The short answer is maybe.
I’ll explain. Watch out, spoilers ahead.
The biographical movie stars Rami Malek as Freddie Mercury, the lead singer of British rock band Queen, and follows him from before he was a part of Queen to stardom, wrapping up after Queen’s Live Aid performance in 1985 at Wembley Stadium. It deals with many issues that plagued Mercury’s life, including his rollercoaster relationship with Mary Austin (played by Lucy Boynton), his struggle with drugs, and his sexuality.
The cinematography was done very well, and Malek’s performance (as well as Gwilym Lee as Brian May, Ben Hardy as Roger Taylor, and Joe Mazzello as John Deacon, the other three members of Queen) stands out among the other cast members. I found the interactions between the band and their manager particularly entertaining. Some of the best humor from the movie can be found in these moments.
The struggle that many biographies face is the balance between telling a real story and making it an enjoyable movie to watch. Bohemian Rhapsody seemed to lean precariously onto both sides of this spectrum at different points in the movie. The somewhat hostile separation of the band only to suddenly come together to perform at Live Aid is not exactly historically accurate, though it follows a cookie-cutter plot. However, I felt like Rhapsody spent a long time in the “low” point of the movie, which consisted of Mercury becoming addicted to drugs, losing many of his relationships and becoming stuck in an unhealthy one, eventually culminating in a diagnosis of A.I.D.S. While these things were undoubtedly important to address and show in the movie, the movie seemed to become distracted from its message and lose track of where it was going. This confusion was most likely the result of a director switch part way through filming and several other difficulties in production.

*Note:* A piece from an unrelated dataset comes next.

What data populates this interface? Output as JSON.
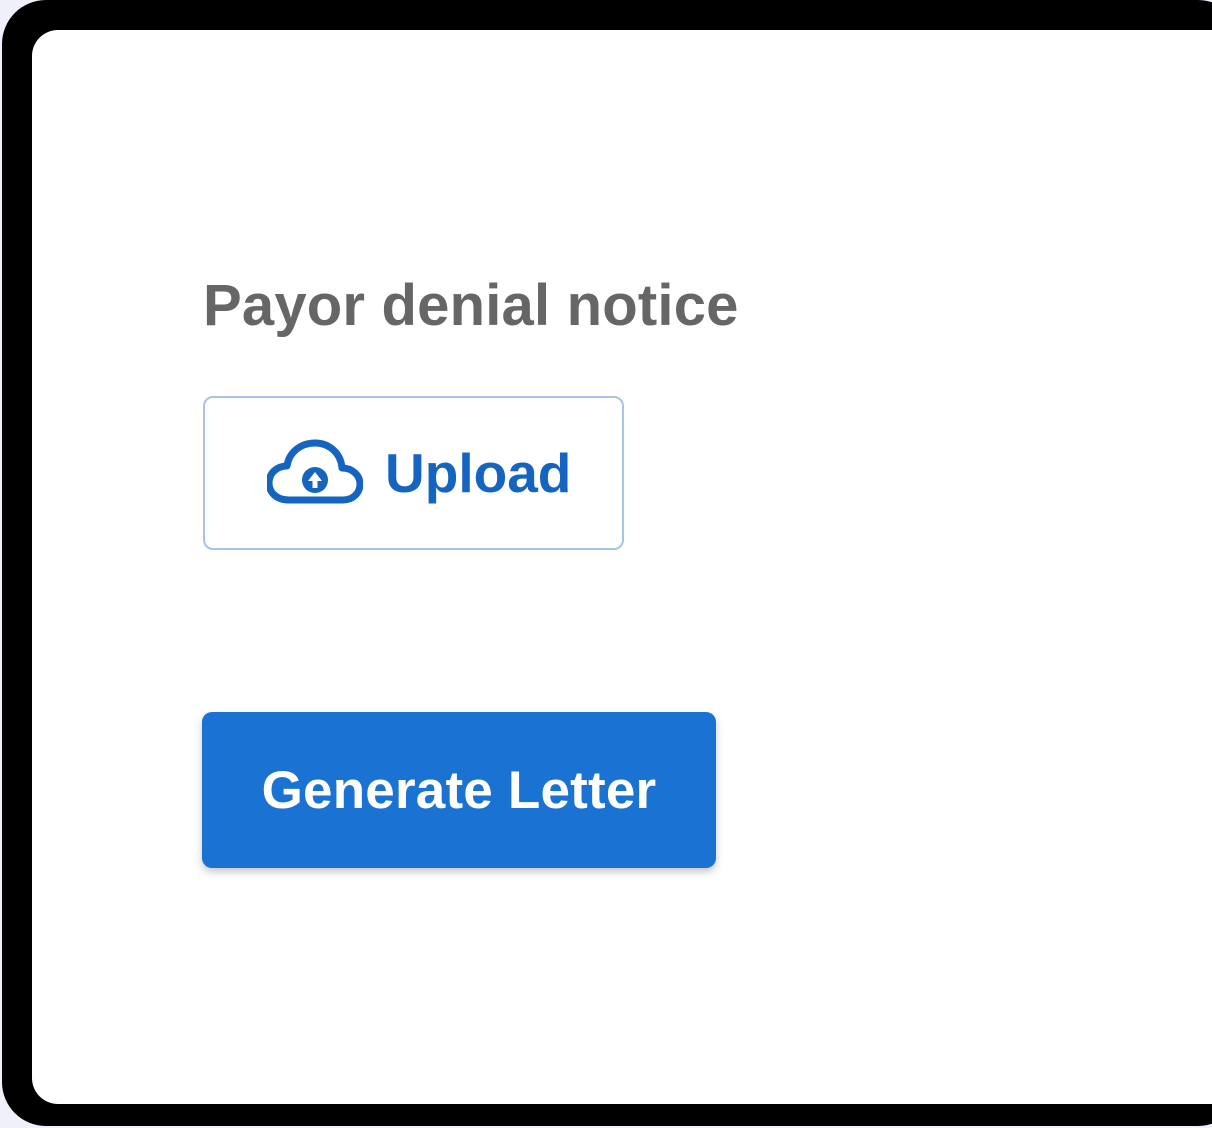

Despite this, I did enjoy this movie. The musical moments were highlights of the film, especially the creation of “We Will Rock You”, “Another One Bites The Dust”, and of course, “Bohemian Rhapsody” itself. To me, the film did not shy away from addressing Mercury’s race or bisexuality, which was refreshing and important. It will be a nostalgia hit for your parents, and it probably will be for you too, even if you were not even alive when Queen was at its height. This movie will get you tapping your foot, laughing, and crying (or coming close to tears, if you’re my dad). Bohemian Rhapsody may get lost a few times along the way, but at its core this movie is enjoyable, plain and simple. It’s spirited and cinematic, and it’ll probably get “Don’t Stop Me Now” stuck in your head immediately after the credits roll, which isn’t necessarily a bad thing.
You can still see Bohemian Rhapsody at any movie theatres around New Hampshire! Check out showtimes here.